▶ **Aim of the exercise**:
All lines of the material that contain "true" must be copied out.

▶ **Data for analysis**:

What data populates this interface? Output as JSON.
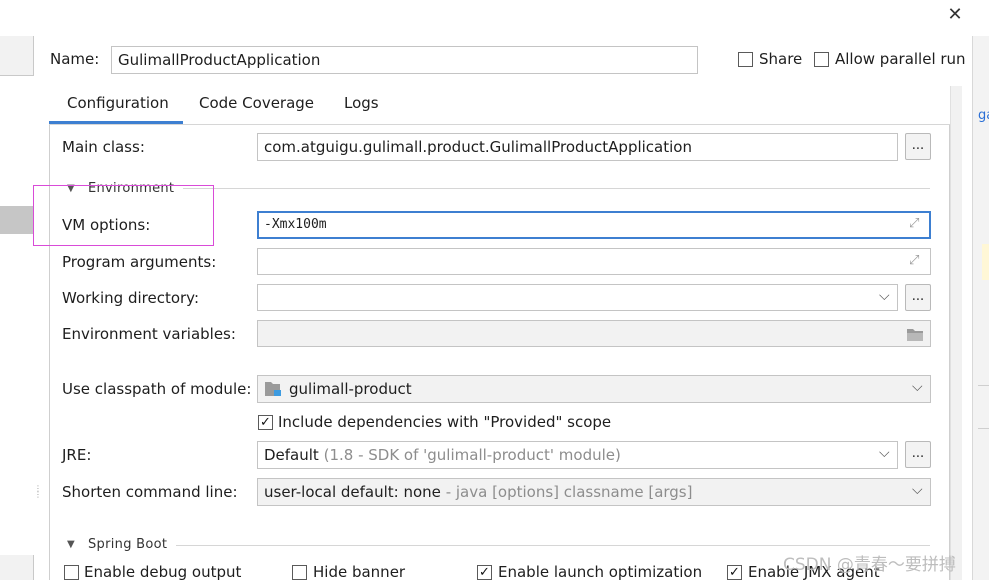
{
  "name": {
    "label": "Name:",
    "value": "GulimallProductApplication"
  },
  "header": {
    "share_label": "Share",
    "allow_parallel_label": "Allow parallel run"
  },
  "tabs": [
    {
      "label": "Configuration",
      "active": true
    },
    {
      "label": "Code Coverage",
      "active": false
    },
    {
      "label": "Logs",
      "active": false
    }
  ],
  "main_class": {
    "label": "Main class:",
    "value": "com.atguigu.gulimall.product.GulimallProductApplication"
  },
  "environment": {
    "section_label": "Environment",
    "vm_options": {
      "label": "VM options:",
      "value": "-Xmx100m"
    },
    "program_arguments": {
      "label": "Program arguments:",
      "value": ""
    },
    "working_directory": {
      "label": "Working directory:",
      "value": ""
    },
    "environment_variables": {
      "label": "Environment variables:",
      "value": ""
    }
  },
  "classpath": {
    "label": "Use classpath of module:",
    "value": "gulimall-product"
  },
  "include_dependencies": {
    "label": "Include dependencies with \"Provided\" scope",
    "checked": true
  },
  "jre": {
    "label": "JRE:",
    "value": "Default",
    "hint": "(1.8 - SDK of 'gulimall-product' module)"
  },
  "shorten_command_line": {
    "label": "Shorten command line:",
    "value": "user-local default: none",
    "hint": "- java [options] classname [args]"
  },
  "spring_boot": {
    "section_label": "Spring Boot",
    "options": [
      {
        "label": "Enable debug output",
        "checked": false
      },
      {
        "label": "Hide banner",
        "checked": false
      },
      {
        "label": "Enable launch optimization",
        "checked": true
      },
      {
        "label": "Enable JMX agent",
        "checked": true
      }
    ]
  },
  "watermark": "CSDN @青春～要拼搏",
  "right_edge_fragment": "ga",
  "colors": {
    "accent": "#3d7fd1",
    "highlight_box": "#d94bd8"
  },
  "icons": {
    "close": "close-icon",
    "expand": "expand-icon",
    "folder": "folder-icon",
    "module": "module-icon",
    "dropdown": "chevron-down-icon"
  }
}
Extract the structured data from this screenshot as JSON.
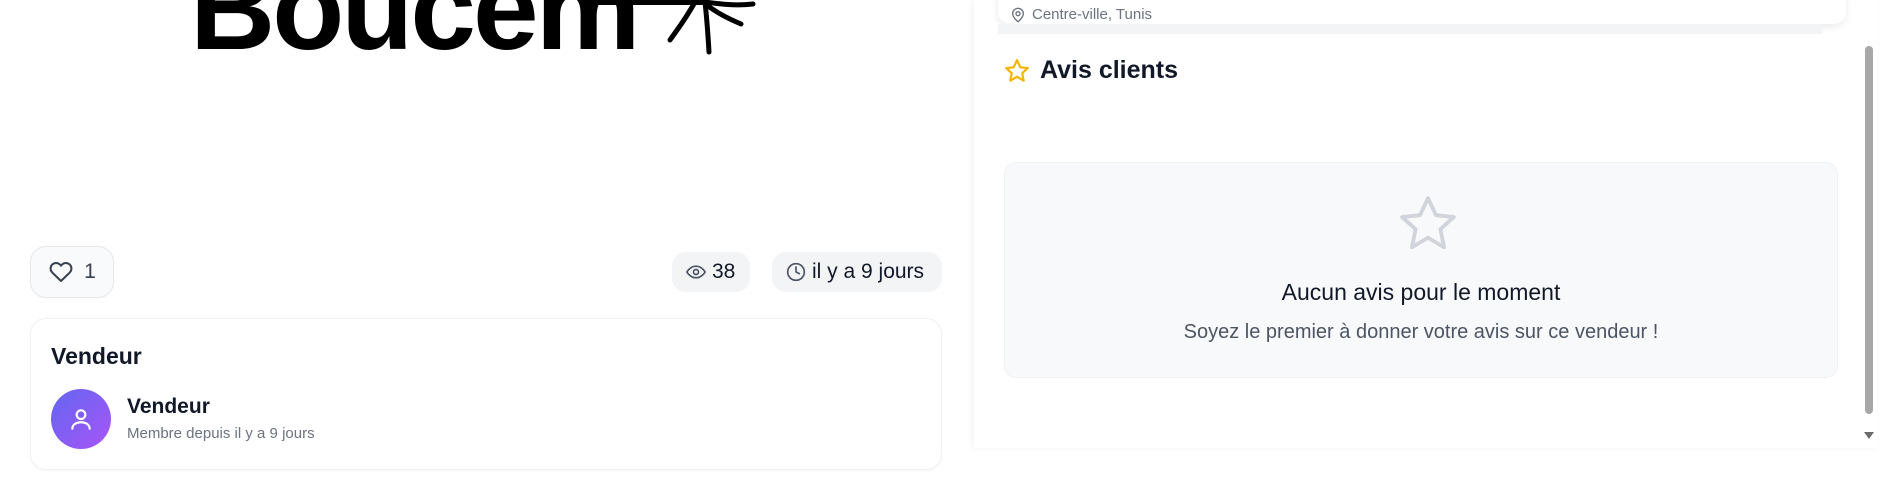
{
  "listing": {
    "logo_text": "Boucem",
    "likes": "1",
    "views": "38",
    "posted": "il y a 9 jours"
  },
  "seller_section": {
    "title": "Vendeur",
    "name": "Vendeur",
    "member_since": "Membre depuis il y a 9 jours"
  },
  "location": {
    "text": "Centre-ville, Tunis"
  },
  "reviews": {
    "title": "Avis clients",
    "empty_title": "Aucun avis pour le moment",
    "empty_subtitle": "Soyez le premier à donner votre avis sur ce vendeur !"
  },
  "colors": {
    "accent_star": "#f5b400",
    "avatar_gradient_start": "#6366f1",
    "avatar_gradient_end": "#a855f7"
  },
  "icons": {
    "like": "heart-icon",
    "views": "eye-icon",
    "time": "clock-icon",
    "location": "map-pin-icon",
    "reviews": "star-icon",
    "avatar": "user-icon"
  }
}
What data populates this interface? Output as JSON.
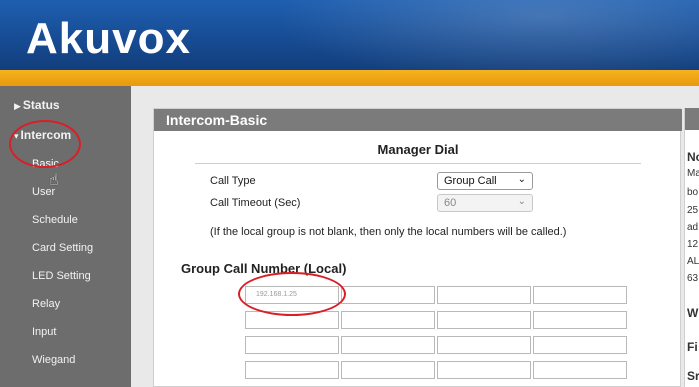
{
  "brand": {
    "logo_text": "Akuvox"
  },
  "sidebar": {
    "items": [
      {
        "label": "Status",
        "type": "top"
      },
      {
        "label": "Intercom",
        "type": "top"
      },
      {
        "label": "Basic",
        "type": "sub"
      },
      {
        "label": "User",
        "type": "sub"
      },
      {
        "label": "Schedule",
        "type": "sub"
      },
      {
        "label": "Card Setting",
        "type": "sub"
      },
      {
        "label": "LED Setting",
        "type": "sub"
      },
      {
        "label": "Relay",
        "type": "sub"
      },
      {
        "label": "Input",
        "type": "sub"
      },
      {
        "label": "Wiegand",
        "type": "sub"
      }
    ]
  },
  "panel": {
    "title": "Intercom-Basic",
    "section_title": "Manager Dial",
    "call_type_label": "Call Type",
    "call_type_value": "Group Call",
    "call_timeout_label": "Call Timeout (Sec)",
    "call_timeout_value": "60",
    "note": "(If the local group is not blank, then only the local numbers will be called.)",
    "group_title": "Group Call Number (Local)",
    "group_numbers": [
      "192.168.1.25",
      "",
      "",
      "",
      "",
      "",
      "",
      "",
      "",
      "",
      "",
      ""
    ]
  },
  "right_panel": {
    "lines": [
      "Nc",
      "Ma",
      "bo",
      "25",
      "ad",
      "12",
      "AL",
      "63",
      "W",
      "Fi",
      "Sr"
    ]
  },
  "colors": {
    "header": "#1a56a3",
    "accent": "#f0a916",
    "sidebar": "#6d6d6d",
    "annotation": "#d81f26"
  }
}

▶ **Answer**:
      "active": true
    "checked": true
        "checked": true
        "checked": true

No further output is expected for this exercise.